Date of Patent: Feb 14, 2017
Patent Publication Number: 20140270941
Assignee: Energy Absorption Systems, Inc. (Dallas, TX)
Inventor: John D. Intagliata (Antelope, CA)
Primary Examiner: Thomas B Will
Assistant Examiner: Katherine Chu
Application Number: 14/209,053

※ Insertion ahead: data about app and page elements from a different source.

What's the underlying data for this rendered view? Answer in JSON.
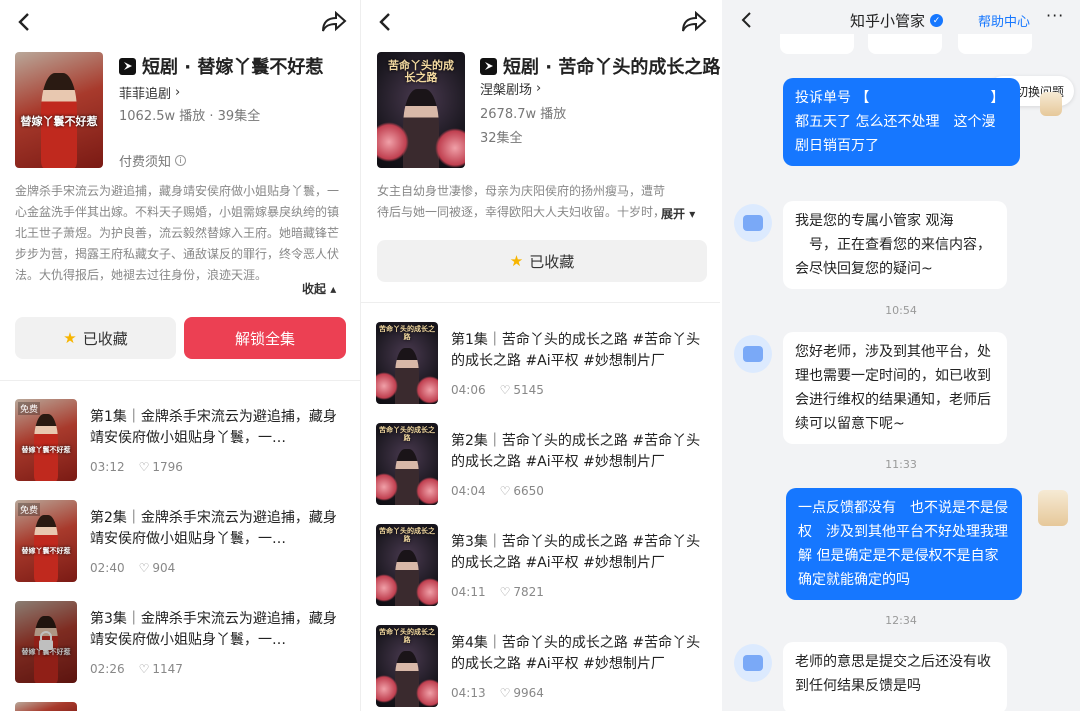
{
  "left": {
    "cover_text": "替嫁丫鬟不好惹",
    "title": "短剧 · 替嫁丫鬟不好惹",
    "author": "菲菲追剧",
    "stats": "1062.5w 播放 · 39集全",
    "pay_notice": "付费须知",
    "description": "金牌杀手宋流云为避追捕，藏身靖安侯府做小姐贴身丫鬟，一心金盆洗手伴其出嫁。不料天子赐婚，小姐需嫁暴戾纨绔的镇北王世子萧煜。为护良善，流云毅然替嫁入王府。她暗藏锋芒步步为营，揭露王府私藏女子、通敌谋反的罪行，终令恶人伏法。大仇得报后，她褪去过往身份，浪迹天涯。",
    "collapse": "收起",
    "fav_label": "已收藏",
    "unlock_label": "解锁全集",
    "free_badge": "免费",
    "episodes": [
      {
        "title": "第1集｜金牌杀手宋流云为避追捕，藏身靖安侯府做小姐贴身丫鬟，一…",
        "time": "03:12",
        "likes": "1796"
      },
      {
        "title": "第2集｜金牌杀手宋流云为避追捕，藏身靖安侯府做小姐贴身丫鬟，一…",
        "time": "02:40",
        "likes": "904"
      },
      {
        "title": "第3集｜金牌杀手宋流云为避追捕，藏身靖安侯府做小姐贴身丫鬟，一…",
        "time": "02:26",
        "likes": "1147"
      }
    ]
  },
  "middle": {
    "cover_text": "苦命丫头的成长之路",
    "title": "短剧 · 苦命丫头的成长之路",
    "author": "涅槃剧场",
    "plays": "2678.7w 播放",
    "count": "32集全",
    "description": "女主自幼身世凄惨，母亲为庆阳侯府的扬州瘦马，遭苛待后与她一同被逐，幸得欧阳大人夫妇收留。十岁时，",
    "expand": "展开",
    "fav_label": "已收藏",
    "episodes": [
      {
        "title": "第1集｜苦命丫头的成长之路 #苦命丫头的成长之路 #Ai平权 #妙想制片厂",
        "time": "04:06",
        "likes": "5145"
      },
      {
        "title": "第2集｜苦命丫头的成长之路 #苦命丫头的成长之路 #Ai平权 #妙想制片厂",
        "time": "04:04",
        "likes": "6650"
      },
      {
        "title": "第3集｜苦命丫头的成长之路 #苦命丫头的成长之路 #Ai平权 #妙想制片厂",
        "time": "04:11",
        "likes": "7821"
      },
      {
        "title": "第4集｜苦命丫头的成长之路 #苦命丫头的成长之路 #Ai平权 #妙想制片厂",
        "time": "04:13",
        "likes": "9964"
      }
    ]
  },
  "chat": {
    "title": "知乎小管家",
    "help": "帮助中心",
    "switch": "切换问题",
    "messages": {
      "m1": "投诉单号 【 　　　　　　　　 】 都五天了 怎么还不处理　这个漫剧日销百万了",
      "m2": "我是您的专属小管家 观海 　号，正在查看您的来信内容，会尽快回复您的疑问~",
      "m3": "您好老师，涉及到其他平台，处理也需要一定时间的，如已收到会进行维权的结果通知，老师后续可以留意下呢~",
      "m4": "一点反馈都没有　也不说是不是侵权　涉及到其他平台不好处理我理解 但是确定是不是侵权不是自家确定就能确定的吗",
      "m5": "老师的意思是提交之后还没有收到任何结果反馈是吗"
    },
    "times": {
      "t1": "10:54",
      "t2": "11:33",
      "t3": "12:34"
    }
  },
  "colors": {
    "accent_red": "#ec4053",
    "chat_blue": "#1677ff"
  }
}
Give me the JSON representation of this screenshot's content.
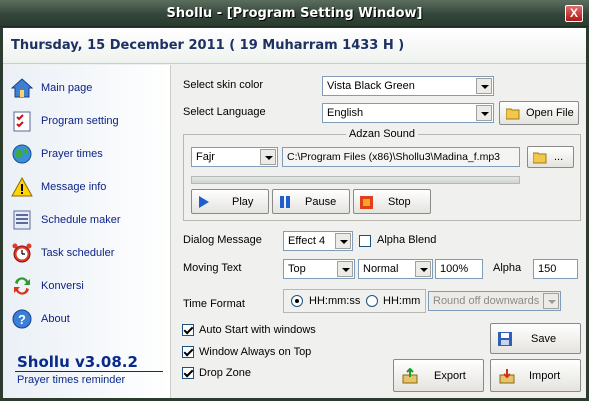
{
  "window": {
    "title": "Shollu - [Program Setting Window]",
    "close": "X"
  },
  "header": {
    "date": "Thursday, 15 December 2011 ( 19 Muharram 1433 H )"
  },
  "sidebar": {
    "items": [
      {
        "label": "Main page",
        "icon": "home-icon"
      },
      {
        "label": "Program setting",
        "icon": "checklist-icon"
      },
      {
        "label": "Prayer times",
        "icon": "globe-icon"
      },
      {
        "label": "Message info",
        "icon": "warning-icon"
      },
      {
        "label": "Schedule maker",
        "icon": "schedule-icon"
      },
      {
        "label": "Task scheduler",
        "icon": "alarm-clock-icon"
      },
      {
        "label": "Konversi",
        "icon": "convert-icon"
      },
      {
        "label": "About",
        "icon": "help-icon"
      }
    ],
    "brand": "Shollu v3.08.2",
    "brand_sub": "Prayer times reminder"
  },
  "settings": {
    "skin_label": "Select skin color",
    "skin_value": "Vista Black Green",
    "language_label": "Select Language",
    "language_value": "English",
    "open_file": "Open File",
    "adzan": {
      "title": "Adzan Sound",
      "prayer": "Fajr",
      "path": "C:\\Program Files (x86)\\Shollu3\\Madina_f.mp3",
      "browse": "...",
      "play": "Play",
      "pause": "Pause",
      "stop": "Stop",
      "progress": 0
    },
    "dialog_label": "Dialog Message",
    "dialog_value": "Effect 4",
    "alpha_blend": "Alpha Blend",
    "alpha_blend_checked": false,
    "moving_label": "Moving Text",
    "moving_position": "Top",
    "moving_speed": "Normal",
    "moving_percent": "100%",
    "alpha_label": "Alpha",
    "alpha_value": "150",
    "time_label": "Time Format",
    "time_option_1": "HH:mm:ss",
    "time_option_2": "HH:mm",
    "time_selected": "HH:mm:ss",
    "round_value": "Round off downwards",
    "auto_start": "Auto Start with windows",
    "always_on_top": "Window Always on Top",
    "drop_zone": "Drop Zone",
    "save": "Save",
    "export": "Export",
    "import": "Import"
  },
  "colors": {
    "title_bar": "#33463a",
    "accent": "#0a1f86",
    "background": "#f0f0ee"
  }
}
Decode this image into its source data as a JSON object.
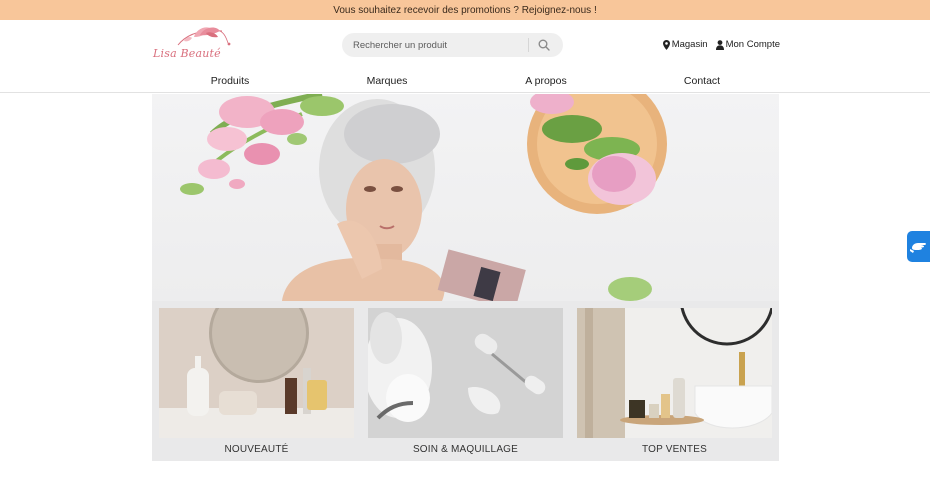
{
  "promo": {
    "text": "Vous souhaitez recevoir des promotions ? Rejoignez-nous !"
  },
  "brand": {
    "logo_text": "Lisa Beauté"
  },
  "search": {
    "placeholder": "Rechercher un produit",
    "icon": "search-icon"
  },
  "header_links": [
    {
      "label": "Magasin",
      "icon": "map-pin-icon"
    },
    {
      "label": "Mon Compte",
      "icon": "user-icon"
    }
  ],
  "nav": {
    "items": [
      "Produits",
      "Marques",
      "A propos",
      "Contact"
    ]
  },
  "categories": [
    {
      "label": "NOUVEAUTÉ"
    },
    {
      "label": "SOIN & MAQUILLAGE"
    },
    {
      "label": "TOP VENTES"
    }
  ],
  "colors": {
    "promo_bar": "#f8c69a",
    "brand_pink": "#d9707e",
    "floating_tab": "#1f82e0"
  },
  "floating_tab": {
    "icon": "hand-icon"
  }
}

International Classification: E01F 9/06 (20060101);